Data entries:
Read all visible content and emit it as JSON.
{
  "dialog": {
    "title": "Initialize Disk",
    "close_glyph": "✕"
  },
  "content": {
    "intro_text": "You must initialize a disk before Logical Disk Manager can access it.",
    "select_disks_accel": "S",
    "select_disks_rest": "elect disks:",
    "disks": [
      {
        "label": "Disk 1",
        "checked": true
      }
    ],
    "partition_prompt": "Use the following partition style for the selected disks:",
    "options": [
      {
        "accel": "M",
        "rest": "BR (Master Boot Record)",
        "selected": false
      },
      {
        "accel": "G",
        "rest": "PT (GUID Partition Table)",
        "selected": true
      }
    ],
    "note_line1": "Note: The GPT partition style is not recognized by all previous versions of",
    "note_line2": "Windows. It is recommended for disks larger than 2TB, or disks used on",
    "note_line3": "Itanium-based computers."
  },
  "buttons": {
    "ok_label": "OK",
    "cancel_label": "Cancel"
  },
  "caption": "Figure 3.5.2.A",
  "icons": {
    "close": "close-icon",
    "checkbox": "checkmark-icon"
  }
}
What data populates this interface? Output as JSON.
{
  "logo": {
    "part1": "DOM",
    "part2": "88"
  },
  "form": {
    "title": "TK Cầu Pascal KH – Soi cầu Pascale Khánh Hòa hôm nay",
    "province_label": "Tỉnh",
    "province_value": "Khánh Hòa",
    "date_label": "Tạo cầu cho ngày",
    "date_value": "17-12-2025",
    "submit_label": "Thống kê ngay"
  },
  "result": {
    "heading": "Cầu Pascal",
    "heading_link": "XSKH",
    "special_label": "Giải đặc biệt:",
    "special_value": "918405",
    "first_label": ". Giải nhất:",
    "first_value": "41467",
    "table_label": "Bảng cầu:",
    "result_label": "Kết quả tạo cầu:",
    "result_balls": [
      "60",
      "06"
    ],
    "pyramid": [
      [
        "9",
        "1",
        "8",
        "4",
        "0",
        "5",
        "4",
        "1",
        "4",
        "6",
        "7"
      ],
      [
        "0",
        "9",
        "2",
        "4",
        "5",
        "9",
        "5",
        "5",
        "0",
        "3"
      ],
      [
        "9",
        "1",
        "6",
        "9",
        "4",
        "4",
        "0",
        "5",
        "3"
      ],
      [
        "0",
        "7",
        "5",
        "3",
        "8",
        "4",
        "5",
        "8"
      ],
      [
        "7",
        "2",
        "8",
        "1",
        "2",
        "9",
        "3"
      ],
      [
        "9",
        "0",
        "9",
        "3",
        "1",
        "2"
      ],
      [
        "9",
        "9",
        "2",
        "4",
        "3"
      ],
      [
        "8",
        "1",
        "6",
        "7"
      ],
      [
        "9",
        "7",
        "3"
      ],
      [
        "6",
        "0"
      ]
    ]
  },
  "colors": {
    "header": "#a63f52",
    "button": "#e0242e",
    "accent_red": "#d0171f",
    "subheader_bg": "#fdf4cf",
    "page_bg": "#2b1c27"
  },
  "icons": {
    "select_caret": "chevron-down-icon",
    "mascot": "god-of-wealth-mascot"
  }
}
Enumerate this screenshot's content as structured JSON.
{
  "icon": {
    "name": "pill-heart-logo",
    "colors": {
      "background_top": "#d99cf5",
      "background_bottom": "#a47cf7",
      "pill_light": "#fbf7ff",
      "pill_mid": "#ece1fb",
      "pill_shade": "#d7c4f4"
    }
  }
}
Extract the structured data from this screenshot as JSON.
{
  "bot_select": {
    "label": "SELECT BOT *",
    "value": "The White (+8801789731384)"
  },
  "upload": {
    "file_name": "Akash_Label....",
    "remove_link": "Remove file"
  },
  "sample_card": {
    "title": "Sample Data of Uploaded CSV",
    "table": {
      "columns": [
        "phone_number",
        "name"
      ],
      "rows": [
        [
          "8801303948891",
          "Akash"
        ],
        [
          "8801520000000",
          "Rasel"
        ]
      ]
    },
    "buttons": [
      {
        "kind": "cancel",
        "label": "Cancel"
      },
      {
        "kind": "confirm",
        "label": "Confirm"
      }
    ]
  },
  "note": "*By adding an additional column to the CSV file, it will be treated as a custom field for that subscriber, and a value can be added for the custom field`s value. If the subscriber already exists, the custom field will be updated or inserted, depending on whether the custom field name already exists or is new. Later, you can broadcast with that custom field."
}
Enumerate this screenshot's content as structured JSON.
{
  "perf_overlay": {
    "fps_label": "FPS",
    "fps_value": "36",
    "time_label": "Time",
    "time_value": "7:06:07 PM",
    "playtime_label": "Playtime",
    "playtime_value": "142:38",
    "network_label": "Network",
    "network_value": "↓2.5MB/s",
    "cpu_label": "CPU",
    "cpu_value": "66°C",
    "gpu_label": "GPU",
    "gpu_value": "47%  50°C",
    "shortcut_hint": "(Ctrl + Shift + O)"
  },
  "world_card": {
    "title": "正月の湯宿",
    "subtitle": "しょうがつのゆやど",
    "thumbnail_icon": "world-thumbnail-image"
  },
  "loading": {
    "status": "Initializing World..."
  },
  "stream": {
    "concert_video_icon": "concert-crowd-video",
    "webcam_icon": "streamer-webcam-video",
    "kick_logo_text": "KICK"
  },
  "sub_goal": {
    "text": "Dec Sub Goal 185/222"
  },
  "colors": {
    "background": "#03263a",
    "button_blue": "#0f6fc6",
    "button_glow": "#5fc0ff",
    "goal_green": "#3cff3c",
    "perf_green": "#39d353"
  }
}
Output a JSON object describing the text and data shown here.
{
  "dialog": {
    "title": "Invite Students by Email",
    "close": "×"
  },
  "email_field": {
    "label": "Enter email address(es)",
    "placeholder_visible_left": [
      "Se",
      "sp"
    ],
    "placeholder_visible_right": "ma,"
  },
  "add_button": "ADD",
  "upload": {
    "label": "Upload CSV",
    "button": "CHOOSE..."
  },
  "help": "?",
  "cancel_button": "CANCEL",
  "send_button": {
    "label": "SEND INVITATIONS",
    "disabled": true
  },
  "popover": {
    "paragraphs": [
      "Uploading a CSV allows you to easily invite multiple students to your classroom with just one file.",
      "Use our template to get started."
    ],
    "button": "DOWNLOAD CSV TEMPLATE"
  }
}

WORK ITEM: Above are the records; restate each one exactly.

ANSWER BOX:
Read all visible content and emit it as JSON.
{
  "dialog": {
    "title": "Initialize Disk",
    "close_glyph": "✕"
  },
  "content": {
    "intro_text": "You must initialize a disk before Logical Disk Manager can access it.",
    "select_disks_accel": "S",
    "select_disks_rest": "elect disks:",
    "disks": [
      {
        "label": "Disk 1",
        "checked": true
      }
    ],
    "partition_prompt": "Use the following partition style for the selected disks:",
    "options": [
      {
        "accel": "M",
        "rest": "BR (Master Boot Record)",
        "selected": false
      },
      {
        "accel": "G",
        "rest": "PT (GUID Partition Table)",
        "selected": true
      }
    ],
    "note_line1": "Note: The GPT partition style is not recognized by all previous versions of",
    "note_line2": "Windows. It is recommended for disks larger than 2TB, or disks used on",
    "note_line3": "Itanium-based computers."
  },
  "buttons": {
    "ok_label": "OK",
    "cancel_label": "Cancel"
  },
  "caption": "Figure 3.5.2.A",
  "icons": {
    "close": "close-icon",
    "checkbox": "checkmark-icon"
  }
}
What data populates this interface? Output as JSON.
{
  "logo": {
    "part1": "DOM",
    "part2": "88"
  },
  "form": {
    "title": "TK Cầu Pascal KH – Soi cầu Pascale Khánh Hòa hôm nay",
    "province_label": "Tỉnh",
    "province_value": "Khánh Hòa",
    "date_label": "Tạo cầu cho ngày",
    "date_value": "17-12-2025",
    "submit_label": "Thống kê ngay"
  },
  "result": {
    "heading": "Cầu Pascal",
    "heading_link": "XSKH",
    "special_label": "Giải đặc biệt:",
    "special_value": "918405",
    "first_label": ". Giải nhất:",
    "first_value": "41467",
    "table_label": "Bảng cầu:",
    "result_label": "Kết quả tạo cầu:",
    "result_balls": [
      "60",
      "06"
    ],
    "pyramid": [
      [
        "9",
        "1",
        "8",
        "4",
        "0",
        "5",
        "4",
        "1",
        "4",
        "6",
        "7"
      ],
      [
        "0",
        "9",
        "2",
        "4",
        "5",
        "9",
        "5",
        "5",
        "0",
        "3"
      ],
      [
        "9",
        "1",
        "6",
        "9",
        "4",
        "4",
        "0",
        "5",
        "3"
      ],
      [
        "0",
        "7",
        "5",
        "3",
        "8",
        "4",
        "5",
        "8"
      ],
      [
        "7",
        "2",
        "8",
        "1",
        "2",
        "9",
        "3"
      ],
      [
        "9",
        "0",
        "9",
        "3",
        "1",
        "2"
      ],
      [
        "9",
        "9",
        "2",
        "4",
        "3"
      ],
      [
        "8",
        "1",
        "6",
        "7"
      ],
      [
        "9",
        "7",
        "3"
      ],
      [
        "6",
        "0"
      ]
    ]
  },
  "colors": {
    "header": "#a63f52",
    "button": "#e0242e",
    "accent_red": "#d0171f",
    "subheader_bg": "#fdf4cf",
    "page_bg": "#2b1c27"
  },
  "icons": {
    "select_caret": "chevron-down-icon",
    "mascot": "god-of-wealth-mascot"
  }
}
Enumerate this screenshot's content as structured JSON.
{
  "icon": {
    "name": "pill-heart-logo",
    "colors": {
      "background_top": "#d99cf5",
      "background_bottom": "#a47cf7",
      "pill_light": "#fbf7ff",
      "pill_mid": "#ece1fb",
      "pill_shade": "#d7c4f4"
    }
  }
}
Extract the structured data from this screenshot as JSON.
{
  "bot_select": {
    "label": "SELECT BOT *",
    "value": "The White (+8801789731384)"
  },
  "upload": {
    "file_name": "Akash_Label....",
    "remove_link": "Remove file"
  },
  "sample_card": {
    "title": "Sample Data of Uploaded CSV",
    "table": {
      "columns": [
        "phone_number",
        "name"
      ],
      "rows": [
        [
          "8801303948891",
          "Akash"
        ],
        [
          "8801520000000",
          "Rasel"
        ]
      ]
    },
    "buttons": [
      {
        "kind": "cancel",
        "label": "Cancel"
      },
      {
        "kind": "confirm",
        "label": "Confirm"
      }
    ]
  },
  "note": "*By adding an additional column to the CSV file, it will be treated as a custom field for that subscriber, and a value can be added for the custom field`s value. If the subscriber already exists, the custom field will be updated or inserted, depending on whether the custom field name already exists or is new. Later, you can broadcast with that custom field."
}
Enumerate this screenshot's content as structured JSON.
{
  "perf_overlay": {
    "fps_label": "FPS",
    "fps_value": "36",
    "time_label": "Time",
    "time_value": "7:06:07 PM",
    "playtime_label": "Playtime",
    "playtime_value": "142:38",
    "network_label": "Network",
    "network_value": "↓2.5MB/s",
    "cpu_label": "CPU",
    "cpu_value": "66°C",
    "gpu_label": "GPU",
    "gpu_value": "47%  50°C",
    "shortcut_hint": "(Ctrl + Shift + O)"
  },
  "world_card": {
    "title": "正月の湯宿",
    "subtitle": "しょうがつのゆやど",
    "thumbnail_icon": "world-thumbnail-image"
  },
  "loading": {
    "status": "Initializing World..."
  },
  "stream": {
    "concert_video_icon": "concert-crowd-video",
    "webcam_icon": "streamer-webcam-video",
    "kick_logo_text": "KICK"
  },
  "sub_goal": {
    "text": "Dec Sub Goal 185/222"
  },
  "colors": {
    "background": "#03263a",
    "button_blue": "#0f6fc6",
    "button_glow": "#5fc0ff",
    "goal_green": "#3cff3c",
    "perf_green": "#39d353"
  }
}
Output a JSON object describing the text and data shown here.
{
  "dialog": {
    "title": "Invite Students by Email",
    "close": "×"
  },
  "email_field": {
    "label": "Enter email address(es)",
    "placeholder_visible_left": [
      "Se",
      "sp"
    ],
    "placeholder_visible_right": "ma,"
  },
  "add_button": "ADD",
  "upload": {
    "label": "Upload CSV",
    "button": "CHOOSE..."
  },
  "help": "?",
  "cancel_button": "CANCEL",
  "send_button": {
    "label": "SEND INVITATIONS",
    "disabled": true
  },
  "popover": {
    "paragraphs": [
      "Uploading a CSV allows you to easily invite multiple students to your classroom with just one file.",
      "Use our template to get started."
    ],
    "button": "DOWNLOAD CSV TEMPLATE"
  }
}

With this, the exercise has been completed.